The album begins with a simmer of live strings, a gentle wave of harmony that dissolves into an off-kilter melody. A darker mood is established, the dramatic element a distinct Escreet trademark, and this brief prologue comes to its end, unresolved and unrequited, before shifting to the funky rhythm that drives track two, “He Who Dares.” This excellent tune is thrillingly cohesive with a sweet front end of blended horns. Tenor saxophonist Chris Potter and alto player Davis Binney make for a slippery duo, their horn parts characterize the staccato melody and flow-through to Escreet’s proud theme. Here, the leader has one of his sharpest and most pleasurable solos, flavored with Hancock-like licks, yet certainly Escreet’s own.
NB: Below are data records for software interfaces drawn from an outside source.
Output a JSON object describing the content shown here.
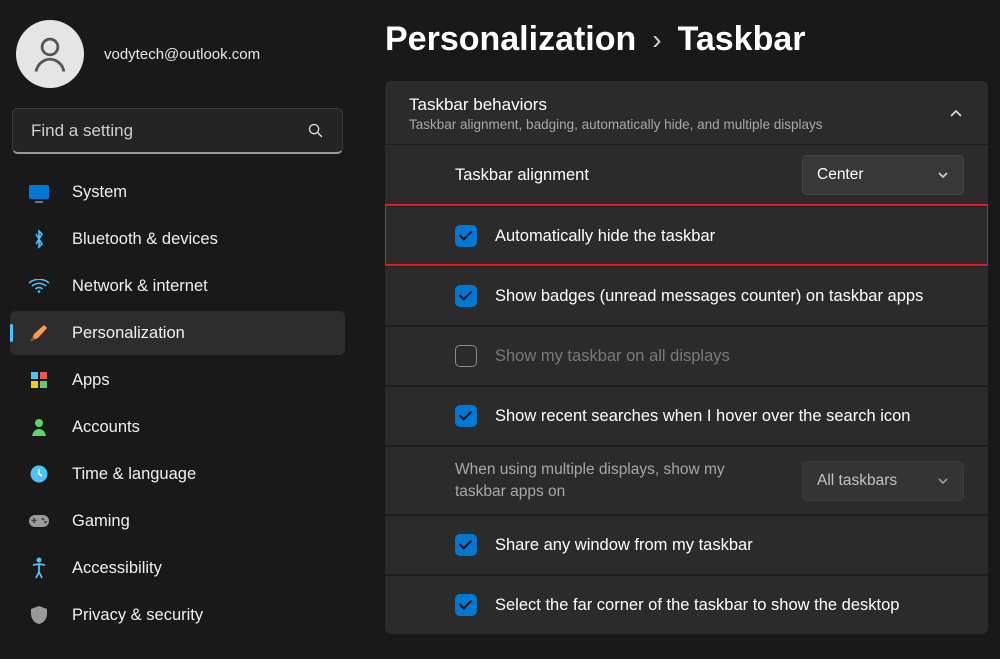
{
  "user": {
    "email": "vodytech@outlook.com"
  },
  "search": {
    "placeholder": "Find a setting"
  },
  "nav": [
    {
      "id": "system",
      "label": "System"
    },
    {
      "id": "bluetooth",
      "label": "Bluetooth & devices"
    },
    {
      "id": "network",
      "label": "Network & internet"
    },
    {
      "id": "personalization",
      "label": "Personalization",
      "active": true
    },
    {
      "id": "apps",
      "label": "Apps"
    },
    {
      "id": "accounts",
      "label": "Accounts"
    },
    {
      "id": "time",
      "label": "Time & language"
    },
    {
      "id": "gaming",
      "label": "Gaming"
    },
    {
      "id": "accessibility",
      "label": "Accessibility"
    },
    {
      "id": "privacy",
      "label": "Privacy & security"
    }
  ],
  "breadcrumb": {
    "parent": "Personalization",
    "current": "Taskbar"
  },
  "panel": {
    "title": "Taskbar behaviors",
    "subtitle": "Taskbar alignment, badging, automatically hide, and multiple displays"
  },
  "alignment": {
    "label": "Taskbar alignment",
    "value": "Center"
  },
  "options": {
    "autoHide": {
      "label": "Automatically hide the taskbar",
      "checked": true,
      "highlight": true
    },
    "badges": {
      "label": "Show badges (unread messages counter) on taskbar apps",
      "checked": true
    },
    "allDisplays": {
      "label": "Show my taskbar on all displays",
      "checked": false,
      "disabled": true
    },
    "recentSearches": {
      "label": "Show recent searches when I hover over the search icon",
      "checked": true
    },
    "multiDisplays": {
      "label": "When using multiple displays, show my taskbar apps on",
      "value": "All taskbars",
      "disabled": true
    },
    "shareWindow": {
      "label": "Share any window from my taskbar",
      "checked": true
    },
    "farCorner": {
      "label": "Select the far corner of the taskbar to show the desktop",
      "checked": true
    }
  }
}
The 11-minute+ centerpiece of the album, the title track, has it’s own definitive arc fueled by the pianist’s frustration with oppressive American voter ID laws, the disenfranchisement of a huge swath of American voters, the tension on election night and the literal celebration of its outcome. This composition covers these many moods and feelings—it’s outrageously ambitious and challenging. Escreet teases with a spare, haunting theme, rolls in a fog of strings, ominous and pregnant with suspense, which mutate into a thrash of horns, an aural pummeling from Potter and Binney whose dueling instruments shriek in tandem until they fade into Escreet’s placating piano. This section, an ode to the avant-garde, shifts to a modern jazz vein, albeit fast-pitched and lifted by bassist Matt Brewer, the authentically soulful drummer Jim Black and a killer piano hook.
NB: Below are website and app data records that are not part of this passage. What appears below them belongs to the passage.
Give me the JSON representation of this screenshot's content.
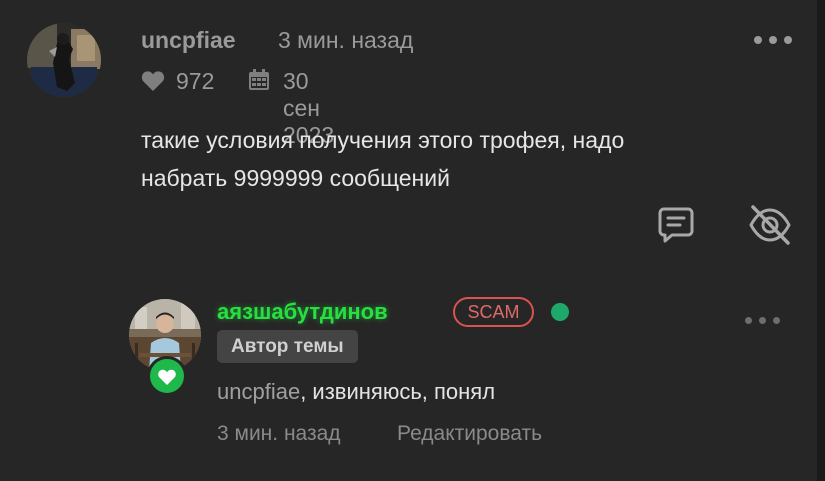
{
  "top_comment": {
    "username": "uncpfiae",
    "time": "3 мин. назад",
    "likes": "972",
    "date": "30 сен 2023",
    "message_line1": "такие условия получения этого трофея, надо",
    "message_line2": "набрать 9999999 сообщений",
    "icons": {
      "more": "more-horizontal-icon",
      "heart": "heart-icon",
      "calendar": "calendar-icon",
      "reply": "reply-icon",
      "hide": "eye-off-icon"
    }
  },
  "reply_comment": {
    "username": "аязшабутдинов",
    "badge": "SCAM",
    "author_label": "Автор темы",
    "mention": "uncpfiae",
    "message": ", извиняюсь, понял",
    "time": "3 мин. назад",
    "edit_label": "Редактировать",
    "icons": {
      "more": "more-horizontal-icon",
      "like_badge": "heart-icon",
      "online": "online-status-dot"
    }
  },
  "colors": {
    "background": "#262626",
    "muted_text": "#9a9a9a",
    "username_green": "#26e040",
    "scam_red": "#d9534f",
    "online_green": "#1ea86a",
    "like_badge_green": "#1fb84b"
  }
}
There’s the tuneful pop-flavored “Laura Angela” with a buoyant Fender Rhodes feature for Escreet, pegged with a back-in-the-day CTI/Bob James-derived groove. His “Animal Style” jumps out with a skewed melody, fierce Jim Black beats, elastic Brewer bass and a tight blend of horns. The last track is perhaps the album’s best. “Beyond Your Wildest Dreams” is an hallucinatory fantasy that combines the beauty of Escreet’s writing with guest guitarist Adam Rogers’ sinewy fretwork, the ethereal vocals of LA pop-performance artists Louis Cole and Genevieve Artadi, a glorious ocean of multi-tracked strings, extra bleats of brass from trumpeter Shane Endsley and trombonist Josh Roseman, a funky backbeat of handclaps, a rapturous soprano sax solo from Binney, all the while with Escreet moving and grooving on harpsichord(!).
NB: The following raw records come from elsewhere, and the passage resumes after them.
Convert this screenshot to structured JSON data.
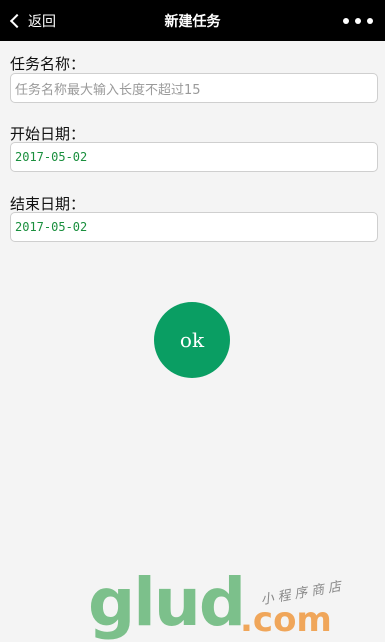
{
  "navbar": {
    "back_label": "返回",
    "title": "新建任务",
    "more_icon": "more-dots-icon"
  },
  "form": {
    "name_label": "任务名称：",
    "name_placeholder": "任务名称最大输入长度不超过15",
    "start_label": "开始日期：",
    "start_value": "2017-05-02",
    "end_label": "结束日期：",
    "end_value": "2017-05-02"
  },
  "submit": {
    "label": "ok",
    "color": "#0a9e63"
  },
  "watermark": {
    "logo_main": "glud",
    "logo_suffix": ".com",
    "tagline": "小程序商店"
  }
}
Is it too much? Not when so many distinct elements seamlessly flow together and it ultimately crowns Sabotage and Celebration as a singular achievement that spotlights John Escreet at his best. This album is definitively the proper way to experience his outsized talent. (7 tracks; 51 minutes). To read more about John Escreet, read Nick's interview with the pianist/composer on his blog, JazzInSpace.blogspot.com
This article is from the November 2013 edition of ICON Magazine, the only publication in the Greater Delaware Valley and beyond solely devoted to coverage of music, fine and performing arts, pop culture, and entertainment. More Information.